_Material for this task:_
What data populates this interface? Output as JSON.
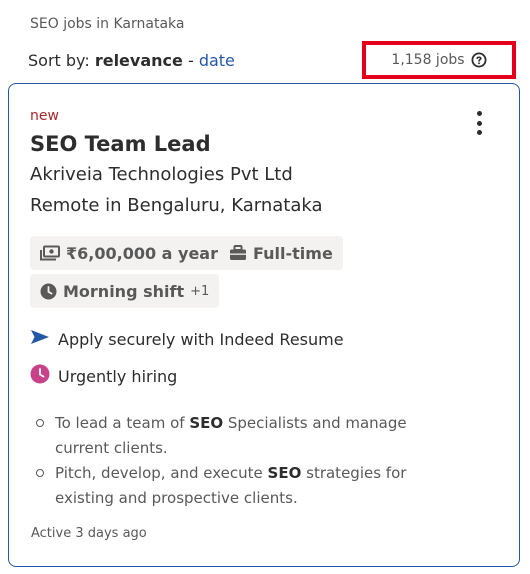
{
  "breadcrumb": "SEO jobs in Karnataka",
  "sort": {
    "prefix": "Sort by: ",
    "active": "relevance",
    "separator": " - ",
    "alternate": "date"
  },
  "job_count": "1,158 jobs",
  "card": {
    "badge": "new",
    "title": "SEO Team Lead",
    "company": "Akriveia Technologies Pvt Ltd",
    "location": "Remote in Bengaluru, Karnataka",
    "chips": {
      "salary": "₹6,00,000 a year",
      "job_type": "Full-time",
      "shift": "Morning shift",
      "shift_more": "+1"
    },
    "apply_text": "Apply securely with Indeed Resume",
    "urgent_text": "Urgently hiring",
    "snippet": [
      {
        "pre": "To lead a team of ",
        "bold": "SEO",
        "post": " Specialists and manage current clients."
      },
      {
        "pre": "Pitch, develop, and execute ",
        "bold": "SEO",
        "post": " strategies for existing and prospective clients."
      }
    ],
    "posted": "Active 3 days ago"
  },
  "colors": {
    "link": "#2557a7",
    "new_badge": "#a9252b",
    "highlight_box": "#e4001b",
    "urgent_icon": "#c74289"
  }
}
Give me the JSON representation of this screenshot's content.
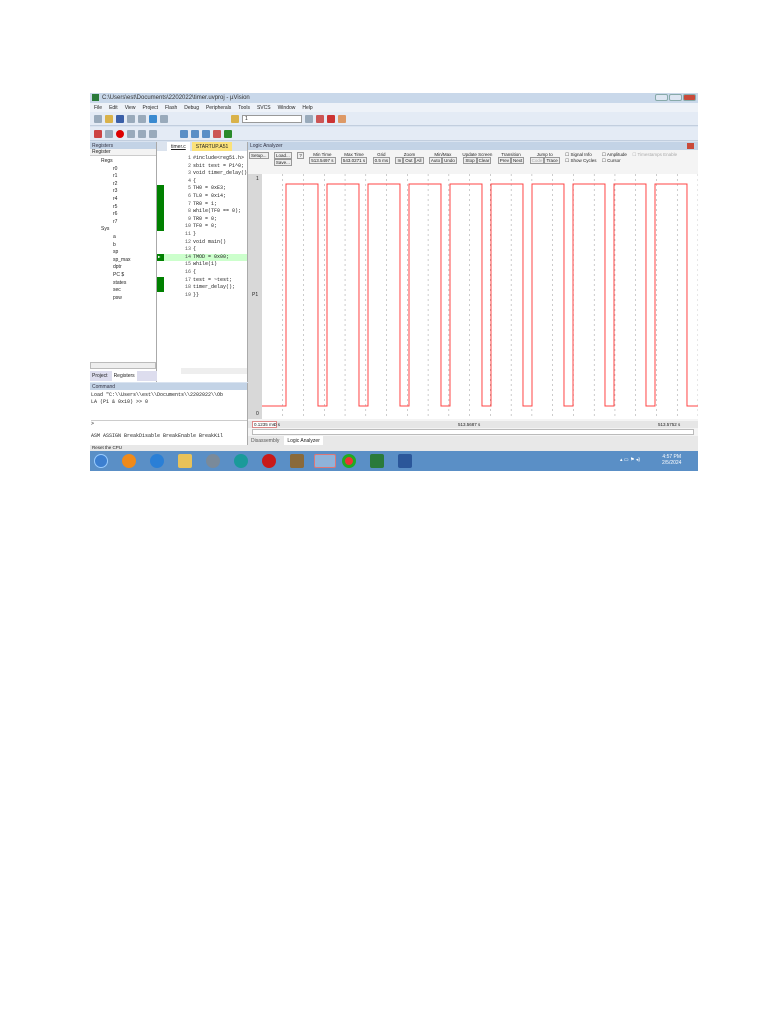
{
  "window": {
    "title": "C:\\Users\\est\\Documents\\2202022\\timer.uvproj - µVision"
  },
  "menu": [
    "File",
    "Edit",
    "View",
    "Project",
    "Flash",
    "Debug",
    "Peripherals",
    "Tools",
    "SVCS",
    "Window",
    "Help"
  ],
  "toolbar": {
    "target_value": "1"
  },
  "registers": {
    "title": "Registers",
    "header": "Register",
    "groups": [
      {
        "name": "Regs",
        "items": [
          "r0",
          "r1",
          "r2",
          "r3",
          "r4",
          "r5",
          "r6",
          "r7"
        ]
      },
      {
        "name": "Sys",
        "items": [
          "a",
          "b",
          "sp",
          "sp_max",
          "dptr",
          "PC $",
          "states",
          "sec",
          "psw"
        ]
      }
    ],
    "tabs": [
      "Project",
      "Registers"
    ]
  },
  "editor": {
    "tabs": [
      "timer.c",
      "STARTUP.A51"
    ],
    "lines": [
      "#include<reg51.h>",
      "sbit test = P1^0;",
      "void timer_delay()",
      "{",
      "TH0 = 0xE3;",
      "TL0 = 0x14;",
      "TR0 = 1;",
      "while(TF0 == 0);",
      "TR0 = 0;",
      "TF0 = 0;",
      "}",
      "void main()",
      "{",
      "TMOD = 0x00;",
      "while(1)",
      "{",
      "test = ~test;",
      "timer_delay();",
      "}}"
    ],
    "current_line": 14
  },
  "command": {
    "title": "Command",
    "output": [
      "Load \"C:\\\\Users\\\\est\\\\Documents\\\\2202022\\\\Ob",
      "LA (P1 & 0x10) >> 0"
    ],
    "prompt": ">",
    "autocomplete": "ASM ASSIGN BreakDisable BreakEnable BreakKil"
  },
  "logic_analyzer": {
    "title": "Logic Analyzer",
    "setup": "Setup...",
    "load": "Load...",
    "save": "Save...",
    "help": "?",
    "min_time_label": "Min Time",
    "min_time": "513.5497 s",
    "max_time_label": "Max Time",
    "max_time": "543.0271 s",
    "grid_label": "Grid",
    "grid": "0.5 ms",
    "zoom_label": "Zoom",
    "zoom_buttons": [
      "In",
      "Out",
      "All"
    ],
    "minmax_label": "Min/Max",
    "minmax_buttons": [
      "Auto",
      "Undo"
    ],
    "update_label": "Update Screen",
    "update_buttons": [
      "Stop",
      "Clear"
    ],
    "transition_label": "Transition",
    "transition_buttons": [
      "Prev",
      "Next"
    ],
    "jump_label": "Jump to",
    "jump_buttons": [
      "Code",
      "Trace"
    ],
    "checks": [
      "Signal Info",
      "Show Cycles",
      "Amplitude",
      "Cursor",
      "Timestamps Enable"
    ],
    "signal": "P1",
    "y_high": "1",
    "y_low": "0",
    "time_delta": "0.1235 ms",
    "time_start": "0 s",
    "time_mid": "513.5687 s",
    "time_end": "513.5752 s",
    "waveform": {
      "periods": 10,
      "duty_high": 0.78,
      "start_offset": 0.27
    }
  },
  "bottom_tabs": [
    "Disassembly",
    "Logic Analyzer"
  ],
  "status": "Reset the CPU",
  "clock": {
    "time": "4:57 PM",
    "date": "2/5/2024"
  },
  "colors": {
    "wave": "#ff4444",
    "current_line": "#ccffcc",
    "coverage": "#008000"
  }
}
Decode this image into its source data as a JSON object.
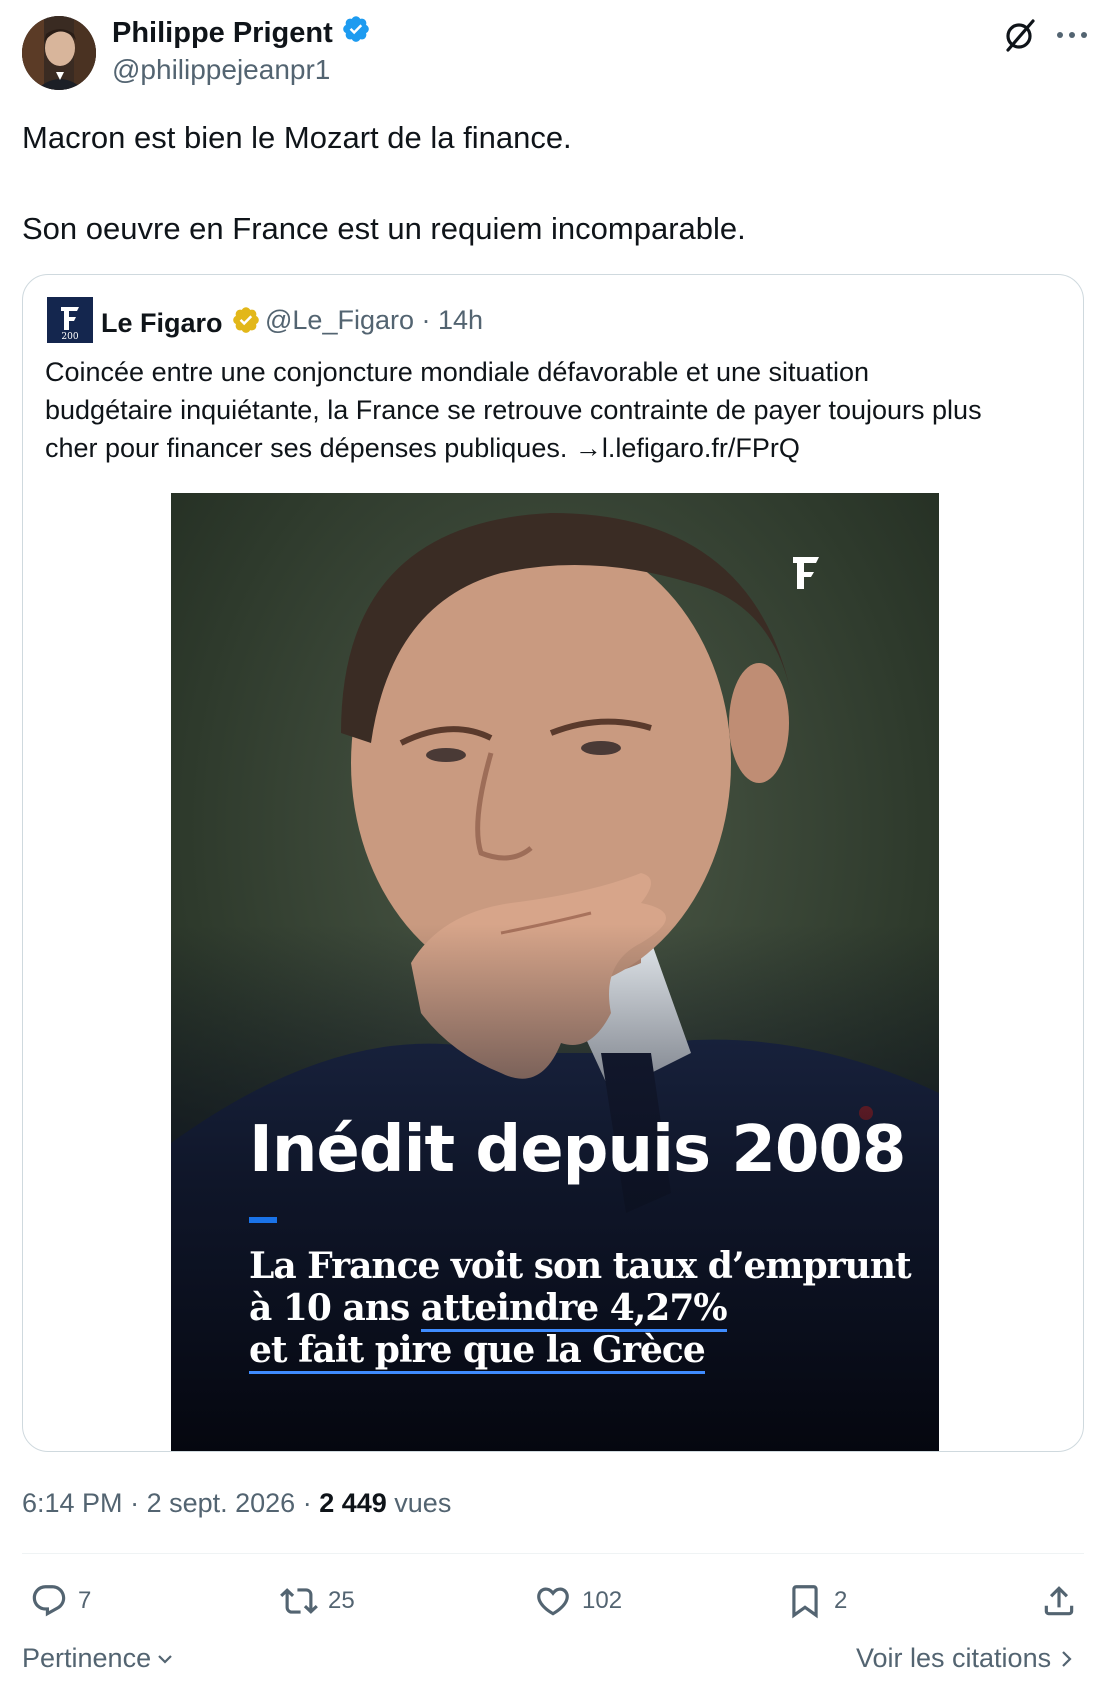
{
  "author": {
    "display_name": "Philippe Prigent",
    "handle": "@philippejeanpr1"
  },
  "tweet": {
    "line1": "Macron est bien le Mozart de la finance.",
    "line2": "Son oeuvre en France est un requiem incomparable."
  },
  "quoted": {
    "display_name": "Le Figaro",
    "handle_time": "@Le_Figaro · 14h",
    "text_lines": [
      "Coincée entre une conjoncture mondiale défavorable et une situation",
      "budgétaire inquiétante, la France se retrouve contrainte de payer toujours plus",
      "cher pour financer ses dépenses publiques. →l.lefigaro.fr/FPrQ"
    ],
    "media": {
      "headline": "Inédit depuis 2008",
      "sub_line1": "La France voit son taux d’emprunt",
      "sub_line2_prefix": "à 10 ans ",
      "sub_line2_underlined": "atteindre 4,27%",
      "sub_line3": "et fait pire que la Grèce"
    }
  },
  "meta": {
    "time": "6:14 PM",
    "date": "2 sept. 2026",
    "views_count": "2 449",
    "views_label": "vues"
  },
  "actions": {
    "replies": "7",
    "reposts": "25",
    "likes": "102",
    "bookmarks": "2"
  },
  "footer": {
    "sort_label": "Pertinence",
    "quotes_link": "Voir les citations"
  },
  "icons": {
    "verified_author": "verified-blue-badge-icon",
    "verified_quoted": "verified-gold-badge-icon",
    "grok": "grok-icon",
    "more": "more-icon",
    "reply": "reply-icon",
    "repost": "repost-icon",
    "like": "heart-icon",
    "bookmark": "bookmark-icon",
    "share": "share-icon"
  },
  "colors": {
    "verified_blue": "#1d9bf0",
    "verified_gold": "#e2b719",
    "muted_text": "#536471"
  }
}
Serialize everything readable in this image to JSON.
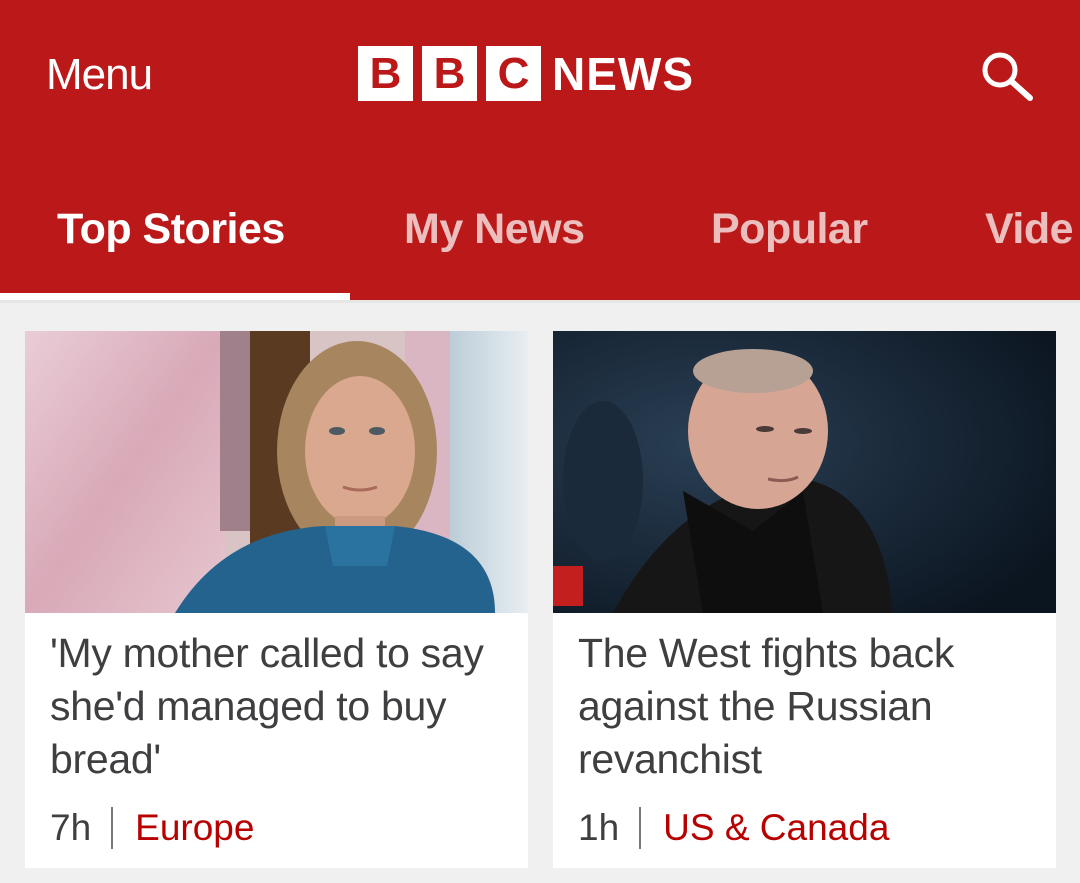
{
  "header": {
    "menu_label": "Menu",
    "logo_letters": [
      "B",
      "B",
      "C"
    ],
    "logo_word": "NEWS",
    "search_icon": "search-icon",
    "brand_color": "#bb1919"
  },
  "tabs": [
    {
      "label": "Top Stories",
      "active": true
    },
    {
      "label": "My News",
      "active": false
    },
    {
      "label": "Popular",
      "active": false
    },
    {
      "label": "Vide",
      "active": false
    }
  ],
  "stories": [
    {
      "headline": "'My mother called to say she'd managed to buy bread'",
      "age": "7h",
      "section": "Europe"
    },
    {
      "headline": "The West fights back against the Russian revanchist",
      "age": "1h",
      "section": "US & Canada"
    }
  ]
}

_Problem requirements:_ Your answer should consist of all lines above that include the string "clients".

_Exercise solution:_
        "post": " Specialists and manage current clients."
        "post": " strategies for existing and prospective clients."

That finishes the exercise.